There are many answers to that question. Some will point to price guides. Others will argue that one price guide is better than others. Then some people will deliver a dissertation about supply and demand and the commodity price of the metals to explain their answer.
The price of a coin is whatever the price one person will pay.
In an auction, people will bid until the price exceeds what all but one participant will pay.
This past week, Heritage Auctions sold a 1935 George V silver Pattern “Waitangi” Crown sold for $72,000, a New Zealand coin record.
In Las Vegas, Stack’s Bowers Galleries sold the only privately owned 1822 Half Eagle for $8.4 million. The other two examples are in the Smithsonian Museum. It is the second-highest amount ever paid for a U.S. coin.
These sales come the week after a George VIII Gold Crown sold for £1 million, a record price for a British coin.
Back down to earth, those who were shut out of the 2010-W American Silver Eagle sale are finding the secondary market selling these coins for upward of $150, double their sale price. Collectors trying to maintain complete collections are paying these markups.
Over a year after the coronavirus pandemic shut down the country, there seems to pent-up demand by collectors. All types of numismatic auctions, except scripophily, are experiencing extraordinary realized prices from auctions.

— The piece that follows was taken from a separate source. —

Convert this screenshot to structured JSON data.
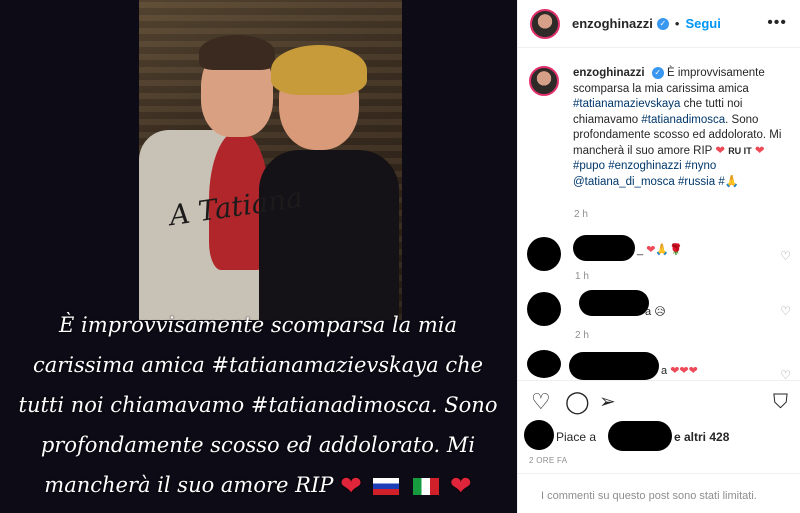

The strong demand is bringing people out of the woodwork trying to cash in. Major auction houses are lowering their commission to attract new sellers of high-end merchandise. Medium-sized auction houses have been contacting collectors looking to sell smaller collections usually left to estate and liquidation auction services.
Collectors are paying higher prices for coins. A recent liquidation auction, an ungraded 1880-CC Morgan Dollar with many problems, including questionable toning, may be worth about $100 according to the price guides. The coin sold for over $200 with buyer’s premium.
If this is how the market is reacting while contact continues to be limited, imagine how it will be when everything is fully open for business.
And now the news…